Of all the lines in the material, tally those containing the string "сообщений", and report nothing but the total.

+ + + +

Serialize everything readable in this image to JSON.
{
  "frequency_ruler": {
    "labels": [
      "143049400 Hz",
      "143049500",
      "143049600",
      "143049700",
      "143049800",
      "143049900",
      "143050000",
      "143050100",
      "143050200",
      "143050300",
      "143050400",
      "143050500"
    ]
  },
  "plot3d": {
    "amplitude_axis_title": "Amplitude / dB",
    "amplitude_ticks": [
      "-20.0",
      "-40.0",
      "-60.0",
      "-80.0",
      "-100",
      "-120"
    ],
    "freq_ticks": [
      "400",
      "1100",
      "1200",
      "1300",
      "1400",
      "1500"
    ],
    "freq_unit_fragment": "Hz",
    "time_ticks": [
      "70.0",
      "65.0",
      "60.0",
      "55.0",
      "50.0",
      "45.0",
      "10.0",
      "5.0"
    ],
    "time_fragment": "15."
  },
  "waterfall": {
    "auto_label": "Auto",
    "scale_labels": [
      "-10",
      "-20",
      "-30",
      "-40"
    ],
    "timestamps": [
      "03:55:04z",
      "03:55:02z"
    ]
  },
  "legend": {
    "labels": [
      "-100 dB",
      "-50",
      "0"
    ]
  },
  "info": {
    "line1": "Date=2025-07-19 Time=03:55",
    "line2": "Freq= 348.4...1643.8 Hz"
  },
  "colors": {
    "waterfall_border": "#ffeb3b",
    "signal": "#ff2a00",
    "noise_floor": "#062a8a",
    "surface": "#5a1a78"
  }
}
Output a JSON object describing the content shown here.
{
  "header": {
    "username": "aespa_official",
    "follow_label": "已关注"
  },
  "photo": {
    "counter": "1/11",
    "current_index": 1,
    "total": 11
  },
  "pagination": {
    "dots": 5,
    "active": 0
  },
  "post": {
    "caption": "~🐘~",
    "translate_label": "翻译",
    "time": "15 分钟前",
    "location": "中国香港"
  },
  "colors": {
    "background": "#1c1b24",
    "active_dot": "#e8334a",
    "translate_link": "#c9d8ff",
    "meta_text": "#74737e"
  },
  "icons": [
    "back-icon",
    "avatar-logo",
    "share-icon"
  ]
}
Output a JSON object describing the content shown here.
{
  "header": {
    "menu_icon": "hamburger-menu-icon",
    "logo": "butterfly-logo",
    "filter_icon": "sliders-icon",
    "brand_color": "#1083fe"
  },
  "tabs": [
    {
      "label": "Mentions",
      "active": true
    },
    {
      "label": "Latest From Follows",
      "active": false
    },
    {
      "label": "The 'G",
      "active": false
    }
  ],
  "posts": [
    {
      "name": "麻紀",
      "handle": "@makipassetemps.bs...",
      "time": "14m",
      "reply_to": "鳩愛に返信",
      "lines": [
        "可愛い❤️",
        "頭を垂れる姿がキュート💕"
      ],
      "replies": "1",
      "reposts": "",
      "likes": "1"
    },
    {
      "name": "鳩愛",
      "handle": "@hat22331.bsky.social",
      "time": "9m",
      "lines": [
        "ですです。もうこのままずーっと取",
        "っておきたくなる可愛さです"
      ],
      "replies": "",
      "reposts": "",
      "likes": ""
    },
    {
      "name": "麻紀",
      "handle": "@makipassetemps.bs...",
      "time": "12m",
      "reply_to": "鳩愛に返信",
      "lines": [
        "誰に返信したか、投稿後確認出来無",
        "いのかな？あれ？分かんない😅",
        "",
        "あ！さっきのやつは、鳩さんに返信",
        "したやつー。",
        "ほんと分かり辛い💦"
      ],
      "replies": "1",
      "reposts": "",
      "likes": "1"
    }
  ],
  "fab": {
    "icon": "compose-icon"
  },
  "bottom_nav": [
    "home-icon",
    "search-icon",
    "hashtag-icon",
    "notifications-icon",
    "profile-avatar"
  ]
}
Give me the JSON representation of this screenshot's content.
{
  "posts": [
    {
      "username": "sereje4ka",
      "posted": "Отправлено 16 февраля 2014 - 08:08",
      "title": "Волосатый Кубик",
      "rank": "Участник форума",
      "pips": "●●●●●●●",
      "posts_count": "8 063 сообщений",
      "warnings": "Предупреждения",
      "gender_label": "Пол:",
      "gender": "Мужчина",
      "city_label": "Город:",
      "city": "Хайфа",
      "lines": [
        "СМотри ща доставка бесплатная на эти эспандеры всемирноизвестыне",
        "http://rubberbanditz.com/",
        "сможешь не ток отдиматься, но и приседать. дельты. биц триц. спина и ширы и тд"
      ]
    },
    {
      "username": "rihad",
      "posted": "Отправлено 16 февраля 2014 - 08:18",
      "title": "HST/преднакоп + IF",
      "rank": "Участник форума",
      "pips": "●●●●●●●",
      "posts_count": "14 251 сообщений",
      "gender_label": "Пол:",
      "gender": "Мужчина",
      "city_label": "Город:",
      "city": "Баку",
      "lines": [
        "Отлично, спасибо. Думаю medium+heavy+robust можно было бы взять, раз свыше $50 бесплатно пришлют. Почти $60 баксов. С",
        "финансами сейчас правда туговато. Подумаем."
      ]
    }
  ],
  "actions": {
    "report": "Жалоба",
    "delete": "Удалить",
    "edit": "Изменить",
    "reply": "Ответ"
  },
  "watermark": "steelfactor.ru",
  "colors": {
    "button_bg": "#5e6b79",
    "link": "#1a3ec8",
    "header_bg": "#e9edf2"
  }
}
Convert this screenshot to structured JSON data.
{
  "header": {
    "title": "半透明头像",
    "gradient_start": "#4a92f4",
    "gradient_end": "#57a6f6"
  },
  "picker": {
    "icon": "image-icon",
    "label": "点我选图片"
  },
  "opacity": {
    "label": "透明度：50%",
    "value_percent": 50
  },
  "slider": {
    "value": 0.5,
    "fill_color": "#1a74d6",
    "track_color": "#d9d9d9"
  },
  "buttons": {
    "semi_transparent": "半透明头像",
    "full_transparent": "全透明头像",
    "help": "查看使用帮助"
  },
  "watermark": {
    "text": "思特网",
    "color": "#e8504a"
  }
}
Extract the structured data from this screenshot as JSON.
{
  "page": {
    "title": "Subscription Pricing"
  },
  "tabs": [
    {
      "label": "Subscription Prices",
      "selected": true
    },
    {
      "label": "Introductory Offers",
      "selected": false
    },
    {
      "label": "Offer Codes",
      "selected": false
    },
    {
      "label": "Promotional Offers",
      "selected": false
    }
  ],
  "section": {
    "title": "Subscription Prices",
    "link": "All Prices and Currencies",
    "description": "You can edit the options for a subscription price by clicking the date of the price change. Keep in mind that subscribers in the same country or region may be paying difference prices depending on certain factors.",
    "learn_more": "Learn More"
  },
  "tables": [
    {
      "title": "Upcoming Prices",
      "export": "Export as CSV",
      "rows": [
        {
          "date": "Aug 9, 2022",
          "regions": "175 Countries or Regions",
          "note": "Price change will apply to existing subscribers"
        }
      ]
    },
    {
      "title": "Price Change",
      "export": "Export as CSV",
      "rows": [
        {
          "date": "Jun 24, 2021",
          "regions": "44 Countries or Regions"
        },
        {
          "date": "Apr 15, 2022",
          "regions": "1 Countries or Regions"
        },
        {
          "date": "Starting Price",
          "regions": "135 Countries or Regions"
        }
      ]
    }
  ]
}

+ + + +

Answer below
2